    She was able to deal with collection 1 already during her debt journey. I disagree with your premise of pay one thing and one thing only and don’t focus on several things. In my opinion finding a financial balance between saving and spending is incredibly important if you ever want to get past a cycle where you always are taking on debt to pay for things. Hope, in addition, is an independent contractor. There is no severance or unemployment for her if a contract ends or a customer doesn’t pay. She essentially is her own safety net. That makes savings very important. Hope already knows this though since last year she was forced to live on the $10,000 she managed to save while employed and fighting for her unemployment benefits(she was employed by the firm before they tried to make her a contractor and pull a fast one to get out of covering her unemployment.) That isn’t saying that Hope shouldn’t focus when it comes to paying her debts. Her student loan is larger this year than it was in 2014 when her estimated payoff date was 2017. Her deferrals while helpful to her budget while undergoing hardship have hurt her long term. Putting off making those payments even at a low rate have come at the cost of thousands of future dollars. Hope needs to find balance. She needs to set up a budget that allows for saving towards things like a safety net so she does not need to put things on her card if a contract ends or end up taking on a car loan when the car she is paying for now finally breathes its last breath. She needs to understand her student loan is going to be a long term endeavor that will take years not months to pay off absent a lottery win. She needs to understand that wants may need to be put to the side or budgeted for instead of financed. During that time period things may happen financially that will set her back if she does not prepare for them. Debt is a cycle. She needs to break that cycle by being realistic about where her budget is and looking at her needs are and what wants are and how to prepare for them. It sounds easy on paper but the truth is that it is not easy to tell yourself no for years.

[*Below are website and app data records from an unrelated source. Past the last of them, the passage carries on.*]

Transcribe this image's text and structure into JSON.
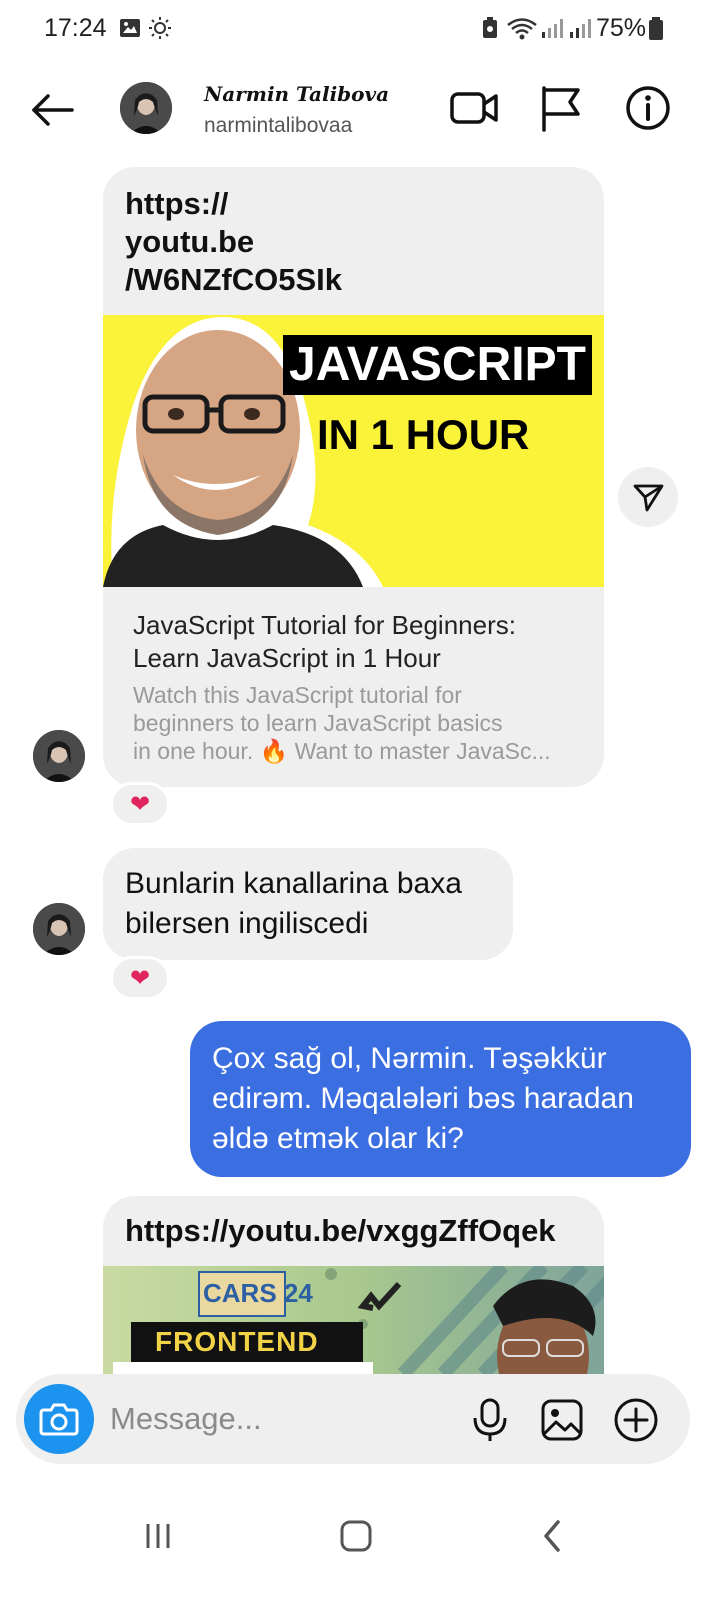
{
  "status_bar": {
    "time": "17:24",
    "battery": "75%"
  },
  "header": {
    "display_name": "Narmin Talibova",
    "username": "narmintalibovaa"
  },
  "messages": [
    {
      "type": "link",
      "url": "https://\nyoutu.be\n/W6NZfCO5SIk",
      "thumbnail_title": "JAVASCRIPT",
      "thumbnail_subtitle": "IN 1 HOUR",
      "title": "JavaScript Tutorial for Beginners: Learn JavaScript in 1 Hour",
      "description_line1": "Watch this JavaScript tutorial for",
      "description_line2": "beginners to learn JavaScript basics",
      "description_line3": "in one hour. 🔥 Want to master JavaSc...",
      "reaction": "❤"
    },
    {
      "type": "text",
      "text": "Bunlarin kanallarina baxa bilersen ingiliscedi",
      "reaction": "❤"
    },
    {
      "type": "text-out",
      "text": "Çox sağ ol, Nərmin. Təşəkkür edirəm. Məqalələri bəs haradan əldə etmək olar ki?"
    },
    {
      "type": "link",
      "url": "https://youtu.be/vxggZffOqek",
      "thumbnail_brand": "CARS 24",
      "thumbnail_label": "FRONTEND"
    }
  ],
  "composer": {
    "placeholder": "Message..."
  },
  "colors": {
    "accent_blue": "#3b6ee0",
    "camera_blue": "#1d93f0",
    "bubble_grey": "#efefef",
    "heart_red": "#e0245e"
  }
}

    Hope be proud of yourself. Even though your student loan has gone up in the year I’ve been here I’ve watched you weather a job loss and pay down collections and credit. You haven’t handled things perfectly but you have handled them well. If you can hold on to your clients I suspect that this year you will be able to put to bed the collections and potentially the car or credit card(the car is a potential $400 back to the budget.) With a $300 payment to IBR you will be looking at $200 going towards the principle each month. That’s $2400 a year just by paying regularly without extra payments. In the meantime start to save. Save for your next car. Save for times when you may need to cover your $2500 a month costs because a client didn’t pay on time or cut back. Don’t let people tell you that you should just choose one, save or pay down debt. The reality is you’ll need to do both with the amount of debt you have right now.

    • Reply Walnut |

      +1 on saving. The 10k emergency fund made a world of difference this past year.

      I’m a fan of paying off the collections accounts and putting some cash to the emergency fund.

So, what do you think ?